GTA V – when it comes to reviewing this game, the one thing I don’t have to go into is how it all works because now, after many games in the series, regular gamers will be more than aware of the basics, while every other human on the planet will have seen the immense amount of coverage on the news, and if they’re not sure why it’s attracted this level of attention it’s because while the game cost £170m to make, it has already taken over £600m in retail sales – and that’s on the Xbox 360 and PS3 alone. Rockstar always, eventually, release a PC version, and I expect there’ll be Xbox One and PS4 versions to follow once those consoles are established.
As regular players are well used to by now, the GTA series reflects the usual struggle in life of having to start at the bottom and work your way up the ladder. Last time, in the main release of GTA IV, you took control of Niko Bellic. This time round there are three characters to control: Michael, Trevor and Franklin. Initially, you’ll catch sight of Trevor for a short time before starting the game proper as Franklin.

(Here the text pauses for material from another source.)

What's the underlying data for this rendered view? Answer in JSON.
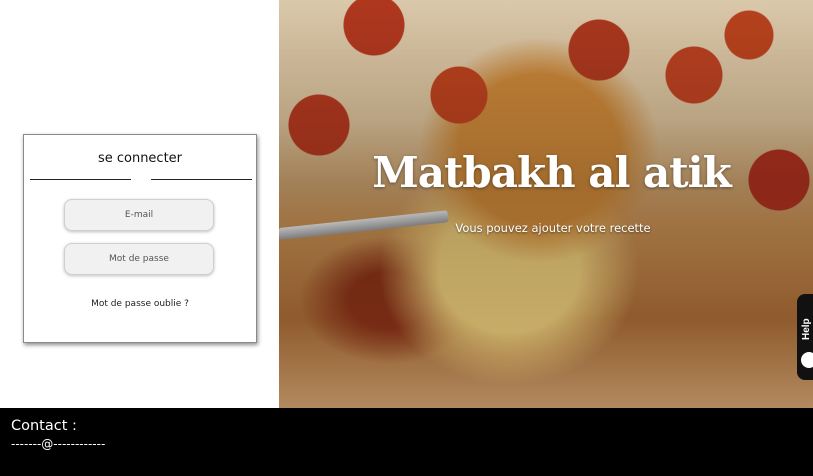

Hence, this is three games in one as you’ll complete missions individually, while at other times their paths will cross and, when working on a mission together, you’ll be able to switch between them. I won’t go into detail about their backgrounds or locations because this is something you can enjoy discovering as you play the game.
Anyone who’s ever played a Grand Theft Auto game beforehand, which will be most of you reading this, will just want to get stuck in as soon as possible, so the best way to present much of the info I have to say is by simply listing my observations and differences:
- It takes much longer to blow up a vehicle by shooting at it. In previous games, you could get away with a handful of shots. I guess, here, it’s more realistic. Hence, when I created a pile-up on the freeway by shooting at some cars, causing the front ones to suddenly back up and crash into the rest, while the drivers had long since run off, I wanted to shoot one of them until it was on fire and cause a huge explosion. Alas, the cops were on to me before I could achieve this and running away was the order of the day.
- While the rag-doll physics were quite something in GTA IV, here they feel even better. More fluid. This is best experienced by driving into a group of people and enabling the rear-view, so you can see them fly over your bonnet in style.
- When it comes to the graphics, once again they are at their peak, with the team behind it stating they can improve upon GTA IV’s visuals because they’ve become more familiar with the hardware over time, such as a greater draw distance, despite releasing the two games on the same consoles.
- Note that when you buy this game, you have to install around 8.5Gb onto your console’s hard drive. At the time of GTA IV’s release, I only had an Xbox 360. I’ve since bought a PS3, and while I told the PR company I didn’t mind which of the two formats were supplied, I’m glad they opted for the PS3 because my Xbox 360’s hard drive is only 20Gb in size and is mostly full. It was bad enough when I had to junk a lot of stuff to play Rage (7Gb installation) and that game didn’t last too long on there, while GTA V will definitely be around for the life of the console.
- GTA V sees the removal of GTA IV’s “hard locking”, where your weapon’s crosshair would instantly lock-on to an enemy, making it easy to kill them without having to think. GTA V still does this to a degree – and I’m glad, because when the police swarm on top of you, you need a quick and fun way of attempting to escape, but there are times when it doesn’t, so that effectively makes it more realistic.
Go to page 2 for more observations and differences…
Reviewer of movies, videogames and music since 1994. Aortic valve operation survivor from the same year. Running DVDfever.co.uk since 2000. Nobel Peace Prize winner 2021.